Web page and app entries
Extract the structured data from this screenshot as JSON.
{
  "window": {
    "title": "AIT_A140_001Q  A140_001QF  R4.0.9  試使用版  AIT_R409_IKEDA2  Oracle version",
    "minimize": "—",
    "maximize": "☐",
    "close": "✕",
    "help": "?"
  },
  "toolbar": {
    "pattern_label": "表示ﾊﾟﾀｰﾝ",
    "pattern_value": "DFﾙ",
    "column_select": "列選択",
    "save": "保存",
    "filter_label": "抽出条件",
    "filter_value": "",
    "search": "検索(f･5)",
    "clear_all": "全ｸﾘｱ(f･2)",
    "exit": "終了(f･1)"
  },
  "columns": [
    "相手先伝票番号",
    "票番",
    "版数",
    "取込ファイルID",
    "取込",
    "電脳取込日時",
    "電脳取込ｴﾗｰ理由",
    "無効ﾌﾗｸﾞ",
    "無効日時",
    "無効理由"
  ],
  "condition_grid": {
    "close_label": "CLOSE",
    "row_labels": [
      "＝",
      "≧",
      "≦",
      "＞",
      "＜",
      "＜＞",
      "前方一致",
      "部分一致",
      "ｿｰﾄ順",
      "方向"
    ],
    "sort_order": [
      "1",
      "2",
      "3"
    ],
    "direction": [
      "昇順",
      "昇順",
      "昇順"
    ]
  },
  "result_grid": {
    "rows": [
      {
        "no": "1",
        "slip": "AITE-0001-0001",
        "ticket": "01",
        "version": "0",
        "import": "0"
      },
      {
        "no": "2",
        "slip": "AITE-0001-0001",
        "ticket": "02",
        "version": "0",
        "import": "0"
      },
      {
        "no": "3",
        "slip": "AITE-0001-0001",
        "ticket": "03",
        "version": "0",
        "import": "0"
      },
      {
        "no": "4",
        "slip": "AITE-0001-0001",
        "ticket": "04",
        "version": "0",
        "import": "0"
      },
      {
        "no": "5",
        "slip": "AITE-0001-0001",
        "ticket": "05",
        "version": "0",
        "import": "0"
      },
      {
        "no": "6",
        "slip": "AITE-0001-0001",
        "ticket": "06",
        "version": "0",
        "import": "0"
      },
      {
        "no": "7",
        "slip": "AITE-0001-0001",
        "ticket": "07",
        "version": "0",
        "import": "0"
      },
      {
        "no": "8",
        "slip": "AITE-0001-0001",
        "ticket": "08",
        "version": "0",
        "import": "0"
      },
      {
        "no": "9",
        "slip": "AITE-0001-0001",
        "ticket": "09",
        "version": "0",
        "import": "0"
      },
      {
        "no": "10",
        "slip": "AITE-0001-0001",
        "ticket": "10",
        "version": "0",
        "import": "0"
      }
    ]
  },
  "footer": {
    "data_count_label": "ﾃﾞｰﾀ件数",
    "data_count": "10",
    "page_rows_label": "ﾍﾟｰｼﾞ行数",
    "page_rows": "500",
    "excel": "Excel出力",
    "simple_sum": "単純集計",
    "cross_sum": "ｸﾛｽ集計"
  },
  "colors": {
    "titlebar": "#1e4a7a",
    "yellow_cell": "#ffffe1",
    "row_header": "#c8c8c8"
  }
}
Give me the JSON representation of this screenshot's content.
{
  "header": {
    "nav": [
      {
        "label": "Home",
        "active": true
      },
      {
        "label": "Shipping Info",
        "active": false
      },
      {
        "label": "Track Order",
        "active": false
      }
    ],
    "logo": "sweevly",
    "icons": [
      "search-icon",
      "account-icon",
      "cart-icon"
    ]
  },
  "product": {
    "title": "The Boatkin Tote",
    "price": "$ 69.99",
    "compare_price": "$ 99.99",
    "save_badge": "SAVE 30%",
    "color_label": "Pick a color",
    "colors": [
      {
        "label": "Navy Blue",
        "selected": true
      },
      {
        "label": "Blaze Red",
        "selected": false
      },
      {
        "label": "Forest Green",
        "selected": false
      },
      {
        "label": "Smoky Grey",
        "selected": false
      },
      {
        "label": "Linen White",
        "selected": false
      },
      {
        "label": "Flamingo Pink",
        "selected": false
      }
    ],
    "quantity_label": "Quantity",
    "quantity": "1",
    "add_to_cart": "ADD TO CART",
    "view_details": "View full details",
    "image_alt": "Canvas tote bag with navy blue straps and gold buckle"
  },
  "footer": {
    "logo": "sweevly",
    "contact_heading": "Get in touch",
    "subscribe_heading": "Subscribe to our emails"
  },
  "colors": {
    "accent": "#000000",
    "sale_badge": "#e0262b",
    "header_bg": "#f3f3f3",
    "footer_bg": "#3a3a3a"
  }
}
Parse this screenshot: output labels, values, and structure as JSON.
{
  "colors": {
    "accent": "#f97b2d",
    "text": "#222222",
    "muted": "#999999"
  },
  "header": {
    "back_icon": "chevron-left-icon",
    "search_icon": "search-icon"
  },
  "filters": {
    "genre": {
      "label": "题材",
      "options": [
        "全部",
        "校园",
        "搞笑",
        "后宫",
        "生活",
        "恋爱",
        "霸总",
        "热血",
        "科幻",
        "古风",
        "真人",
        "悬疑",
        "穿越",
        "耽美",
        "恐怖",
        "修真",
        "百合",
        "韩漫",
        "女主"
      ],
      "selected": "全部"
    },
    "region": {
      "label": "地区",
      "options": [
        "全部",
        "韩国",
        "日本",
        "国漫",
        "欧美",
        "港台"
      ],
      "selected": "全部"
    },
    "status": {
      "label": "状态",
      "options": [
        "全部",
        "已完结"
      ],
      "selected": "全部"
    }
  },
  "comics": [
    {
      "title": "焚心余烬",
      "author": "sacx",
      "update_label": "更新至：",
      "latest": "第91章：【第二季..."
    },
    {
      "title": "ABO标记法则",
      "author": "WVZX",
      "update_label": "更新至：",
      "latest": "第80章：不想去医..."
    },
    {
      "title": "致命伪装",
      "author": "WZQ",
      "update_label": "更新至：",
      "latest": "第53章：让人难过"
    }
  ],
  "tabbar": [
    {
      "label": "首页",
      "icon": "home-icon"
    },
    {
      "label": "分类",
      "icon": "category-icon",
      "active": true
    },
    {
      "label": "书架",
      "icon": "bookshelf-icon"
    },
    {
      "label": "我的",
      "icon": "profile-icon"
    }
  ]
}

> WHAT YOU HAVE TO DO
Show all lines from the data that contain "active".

> WRITTEN RESPONSE
        "active": true
        "active": false
        "active": false
      "active": true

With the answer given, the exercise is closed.